Until this months challenge I had never heard of molecular cuisine (sort of the science of cooking) but I am now fascinated by it, the science geek in me wants to know more plus gluten free baking has a healthy dose of chemistry to learn if you want to get your head round mixing your own flour mixes. Over the winter when there is less growing of vegs going on, and indeed less weeds to keep in check, I may well check out some of the forums on the subject.
Anyway on to the challenge. Sketchy, from Sketchy's Kitchen set us a challenge to recreate a dish from Grant Achatz, found in the Alinea cookbook - page 230. This dish looks very obscure and strange to start with and before this the only chef I'd really come across doing such things was Heston Blumenthal who has recently done a couple of wonderful and very mad programs on british TV.

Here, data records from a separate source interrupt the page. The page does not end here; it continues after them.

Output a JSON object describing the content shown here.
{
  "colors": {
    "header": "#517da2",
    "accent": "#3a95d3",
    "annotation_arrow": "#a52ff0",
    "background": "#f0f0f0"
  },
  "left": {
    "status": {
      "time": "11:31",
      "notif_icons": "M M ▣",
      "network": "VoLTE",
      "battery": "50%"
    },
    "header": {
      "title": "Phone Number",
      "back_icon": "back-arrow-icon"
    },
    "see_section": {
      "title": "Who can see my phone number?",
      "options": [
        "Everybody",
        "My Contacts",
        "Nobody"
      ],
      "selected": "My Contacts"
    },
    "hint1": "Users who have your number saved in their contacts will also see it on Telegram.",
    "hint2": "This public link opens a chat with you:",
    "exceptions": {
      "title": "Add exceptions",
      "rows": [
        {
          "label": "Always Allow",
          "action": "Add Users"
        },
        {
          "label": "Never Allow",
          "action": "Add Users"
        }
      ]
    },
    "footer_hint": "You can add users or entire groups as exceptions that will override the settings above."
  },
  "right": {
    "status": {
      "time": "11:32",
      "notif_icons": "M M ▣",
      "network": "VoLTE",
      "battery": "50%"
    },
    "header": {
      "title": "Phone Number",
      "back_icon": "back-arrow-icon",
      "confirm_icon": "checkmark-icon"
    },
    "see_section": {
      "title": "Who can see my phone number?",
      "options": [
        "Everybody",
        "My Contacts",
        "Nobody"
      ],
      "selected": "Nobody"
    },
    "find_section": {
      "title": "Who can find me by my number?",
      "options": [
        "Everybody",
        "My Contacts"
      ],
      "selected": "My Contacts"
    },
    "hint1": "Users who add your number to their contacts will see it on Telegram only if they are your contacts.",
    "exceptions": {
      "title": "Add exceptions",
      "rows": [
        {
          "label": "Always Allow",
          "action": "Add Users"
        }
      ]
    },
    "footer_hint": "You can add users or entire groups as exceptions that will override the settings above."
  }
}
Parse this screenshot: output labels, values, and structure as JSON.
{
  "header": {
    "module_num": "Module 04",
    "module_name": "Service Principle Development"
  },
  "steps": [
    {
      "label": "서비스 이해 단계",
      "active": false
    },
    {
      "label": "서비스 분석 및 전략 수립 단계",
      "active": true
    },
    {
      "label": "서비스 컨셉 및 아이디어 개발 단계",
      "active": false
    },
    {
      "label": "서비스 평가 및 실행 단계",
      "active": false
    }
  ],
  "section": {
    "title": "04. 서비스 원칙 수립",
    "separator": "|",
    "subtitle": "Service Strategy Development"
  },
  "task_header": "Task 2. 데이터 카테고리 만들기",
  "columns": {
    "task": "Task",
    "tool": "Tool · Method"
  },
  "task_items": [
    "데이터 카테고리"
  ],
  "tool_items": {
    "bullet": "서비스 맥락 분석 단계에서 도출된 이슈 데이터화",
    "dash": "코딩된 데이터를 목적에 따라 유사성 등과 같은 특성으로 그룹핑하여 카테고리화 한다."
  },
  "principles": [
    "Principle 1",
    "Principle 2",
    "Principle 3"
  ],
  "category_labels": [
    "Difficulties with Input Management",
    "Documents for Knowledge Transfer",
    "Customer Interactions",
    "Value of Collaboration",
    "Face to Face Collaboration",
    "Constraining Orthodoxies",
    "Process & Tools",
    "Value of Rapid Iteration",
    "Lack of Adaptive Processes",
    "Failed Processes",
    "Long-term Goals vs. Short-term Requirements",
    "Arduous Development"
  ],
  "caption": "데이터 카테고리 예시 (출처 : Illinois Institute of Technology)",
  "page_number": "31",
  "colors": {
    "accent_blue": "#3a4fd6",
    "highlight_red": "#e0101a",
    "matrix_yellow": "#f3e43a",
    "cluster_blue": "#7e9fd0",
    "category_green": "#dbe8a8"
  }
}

The dish is basically fish pouched in butter served on beans and slices of banana. Sounds pretty basic so far doesn't it ! However then you add multiple powders, dried and ground up ingredients, things that would normally be put in a sauce to go with the fish. Many people were very thrown by this part but taking a deep breath I looked at it and realised that while there was a bunch of prep none of it was hard in and of itself. As it happened I had just started experimenting with drying and indeed grinding things to powder just a few days earlier and had just done some lemon peal which turned out to be one fo the ingredients.
In the end I did 5 powders and used four of them. We were given various ways to do the drying. A dehydrator - something I'd love to own but don't. Microwave - quick but less good flavour wise on the couple I tried or the oven on a very low heat which is what I opted for on most for mine. They they were crushed in a mortar and pestle and sieved though a fine sieve.
The powders I did were
Parsley -(bottom left) Oven was slightly better than microwave but fundamentally both taste like dried grass which is pretty much the same as shop bought dried parsley
Oregano - quite bitter tasting and I didn't use it in the end, again oven better than microwave.
Lemon peel - (bottom right) just plain peel dried, the recipe called for candied peel but I had already done the plain so that is what I used. Smelt divine and tasted like sherbet.
Red Onion - (top right) Fantastic flavour, lovely pink colour. I very tempted to do more for flavouring things
Capers - (top left) Ones in vinegar, washed and dried. Another very flavoursome one.
To make up the dish the powders were piled on the plate and then swirled. The green beans were cooked in a Beurre Monte, which is basically butter emulsified with water first. The fish was also cooked the same way. The recipe stated skate but I used Pouting which is a nice and fairly cheap white fish.
Some slices of banana were placed on the plate then green beans and finally fish. It was topped with ground dried banana flakes.
So what was it like?? Funny dry powders? Actually it was amazing. Not at all dry, partly due to the butter things were cooked in. The powders exploded flavour, well part from the parsley but even that added colour. All together the flavours worked fabulously and it got a very good reception from Tom, once he got over the fish bone he is jinked to find however hard I try!!
I really recommend trying this it is worth the faff of making the powders and they in themselves are an interesting experiment.